While expensive to operate, permanent supportive housing offers people a stable home life so they can address mental health, trauma and substance abuse issues they face, she said.
Kincannon and Knox County Mayor Glenn Jacobs are teaming up to create a joint Office on Housing Stability, to help the community get to “functional zero” homelessness.
“That means that, while you never can probably eliminate homelessness altogether, people experiencing homelessness are immediately connected to resources and rapid rehousing,” she said.
The major projects Kincannon inherited moved forward during her term, albeit with delays and at higher costs.
One exception is the science museum. Clayton Homes founder and philanthropist Jim Clayton plans to build the interactive museum on the site of the former Safety Building next to the Civic Auditorium and Coliseum.
The pandemic forced Clayton to delay planning for the museum, so no work on the ground has begun.

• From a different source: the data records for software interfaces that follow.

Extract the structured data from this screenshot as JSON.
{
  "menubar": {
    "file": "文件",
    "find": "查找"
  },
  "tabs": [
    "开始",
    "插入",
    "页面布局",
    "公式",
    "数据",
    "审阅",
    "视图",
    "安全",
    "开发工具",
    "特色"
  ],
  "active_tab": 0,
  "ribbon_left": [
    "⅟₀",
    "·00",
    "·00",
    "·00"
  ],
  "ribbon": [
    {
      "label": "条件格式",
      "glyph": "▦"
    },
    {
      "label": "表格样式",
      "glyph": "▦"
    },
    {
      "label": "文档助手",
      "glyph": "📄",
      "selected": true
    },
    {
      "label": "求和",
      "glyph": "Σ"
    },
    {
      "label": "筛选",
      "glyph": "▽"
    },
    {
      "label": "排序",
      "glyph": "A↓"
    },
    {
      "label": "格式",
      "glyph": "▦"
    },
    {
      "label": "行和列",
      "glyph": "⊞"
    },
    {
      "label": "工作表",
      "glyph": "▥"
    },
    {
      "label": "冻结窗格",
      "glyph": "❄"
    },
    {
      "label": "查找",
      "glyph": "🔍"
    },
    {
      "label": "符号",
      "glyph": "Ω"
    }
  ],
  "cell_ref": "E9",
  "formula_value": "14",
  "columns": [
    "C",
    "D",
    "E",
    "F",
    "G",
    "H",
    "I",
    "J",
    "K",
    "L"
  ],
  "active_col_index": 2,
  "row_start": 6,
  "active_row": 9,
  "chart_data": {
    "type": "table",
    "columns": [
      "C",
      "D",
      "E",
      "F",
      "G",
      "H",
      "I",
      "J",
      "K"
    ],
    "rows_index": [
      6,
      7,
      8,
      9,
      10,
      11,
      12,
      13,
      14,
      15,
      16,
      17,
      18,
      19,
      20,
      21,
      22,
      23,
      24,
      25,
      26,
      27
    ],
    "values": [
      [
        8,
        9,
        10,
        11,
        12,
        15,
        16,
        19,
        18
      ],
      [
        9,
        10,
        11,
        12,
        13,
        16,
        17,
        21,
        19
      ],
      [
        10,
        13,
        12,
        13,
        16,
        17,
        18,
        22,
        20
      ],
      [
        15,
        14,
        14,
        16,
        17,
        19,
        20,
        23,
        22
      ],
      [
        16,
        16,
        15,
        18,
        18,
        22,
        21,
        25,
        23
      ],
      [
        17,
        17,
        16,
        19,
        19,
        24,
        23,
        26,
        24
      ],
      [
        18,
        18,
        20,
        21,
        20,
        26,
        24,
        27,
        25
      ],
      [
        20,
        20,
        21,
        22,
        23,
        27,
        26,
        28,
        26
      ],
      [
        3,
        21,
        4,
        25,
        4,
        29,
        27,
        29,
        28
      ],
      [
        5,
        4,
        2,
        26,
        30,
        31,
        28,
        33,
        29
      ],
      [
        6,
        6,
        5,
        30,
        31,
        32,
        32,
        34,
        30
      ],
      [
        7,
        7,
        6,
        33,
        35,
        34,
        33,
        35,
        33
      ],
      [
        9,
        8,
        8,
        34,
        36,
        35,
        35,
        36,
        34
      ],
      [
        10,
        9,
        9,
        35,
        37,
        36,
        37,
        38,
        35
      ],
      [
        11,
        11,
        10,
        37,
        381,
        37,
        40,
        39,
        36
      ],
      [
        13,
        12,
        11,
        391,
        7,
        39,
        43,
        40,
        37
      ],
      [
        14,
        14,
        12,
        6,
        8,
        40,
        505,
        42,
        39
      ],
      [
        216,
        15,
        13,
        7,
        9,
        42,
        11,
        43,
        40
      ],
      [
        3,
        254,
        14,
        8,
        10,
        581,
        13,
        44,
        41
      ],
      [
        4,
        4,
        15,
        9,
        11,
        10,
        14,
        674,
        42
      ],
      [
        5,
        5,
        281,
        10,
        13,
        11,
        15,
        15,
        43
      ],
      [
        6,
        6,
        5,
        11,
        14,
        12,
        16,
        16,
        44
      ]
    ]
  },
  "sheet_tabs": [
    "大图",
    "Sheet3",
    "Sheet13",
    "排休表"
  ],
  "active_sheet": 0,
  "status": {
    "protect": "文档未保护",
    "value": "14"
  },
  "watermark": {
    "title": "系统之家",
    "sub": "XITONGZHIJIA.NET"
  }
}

He has said he still intends to go through with the project, but has not publicly released a timeline.
After delays and increased costs blamed on materials price jumps related to the pandemic, the Public Safety Complex at the site of the former St. Mary’s Hospital in North Knoxville opened this spring.
“I'm really pleased that we've moved into the new Public Safety Complex,” Kincannon said. “That's a huge, huge deal. If the city hadn't made a commitment to the community back in 2019, it could have sat as a blighted property for who-knows-how long. It's hard to redevelop big properties like that, that are abandoned by other entities.”
Work has finally begun on the multi-use stadium adjacent to the Old City proposed by Tennessee Smokies owner and University of Tennessee President Randy Boyd. Like the Public Safety Complex, materials price increases led to a higher price tag — now $114 million — and delays in starting the project.
Kincannon and Jacobs persuaded their respective legislative bodies to create a city-county Sports Authority to oversee construction and operations of the stadium. Though the stadium is not scheduled to open until the spring of 2025, development activity has begun in the Old City and in the moribund warehouse district surrounding the site.
“I always said that if I thought the benefits for the people of Knoxville outweighed the costs, I would be supportive, and I'm confident that the benefits do outweigh the costs,” she said.
Second Term Priorities
If elected to a second term, Kincannon said, she would focus on simultaneously supporting economic development and improving the conditions of the less fortunate.
“Not only can we do both those things at the same time, we must, because the way we help the least among us, the people who are really struggling to keep a roof over their heads and keep food on the table, is to have a strong, robust economy,” she said.
She said the city would continue to make infrastructure improvements in the Burlington neighborhood of East Knoxville, develop the Urban Wilderness Gateway park, and pursue funding for a pedestrian bridge between the University of Tennessee campus and the South Waterfront. Creating safer streets for pedestrians and bicyclists will be a priority.
She pledged to reduce violent crime — and has noted that crime statistics are trending lower this year — by getting KPD closer to full staffing, continuing police culture reform efforts, and expanding violence prevention and interruption initiatives.
Kincannon said the city would also continue supporting the social service nonprofits and other entities that help people get back on their feet.
She said people from all sectors of the city share similar concerns, especially about basic services like trash removal, parks maintenance and speeding.
“I keep my promises,” Kincannon said. “I'm not always flashy about things, but we get a lot of things done and that's what I’ll promise to do during the second term — continue our progress on housing, on public safety, accommodating all the energy and growth in our city.”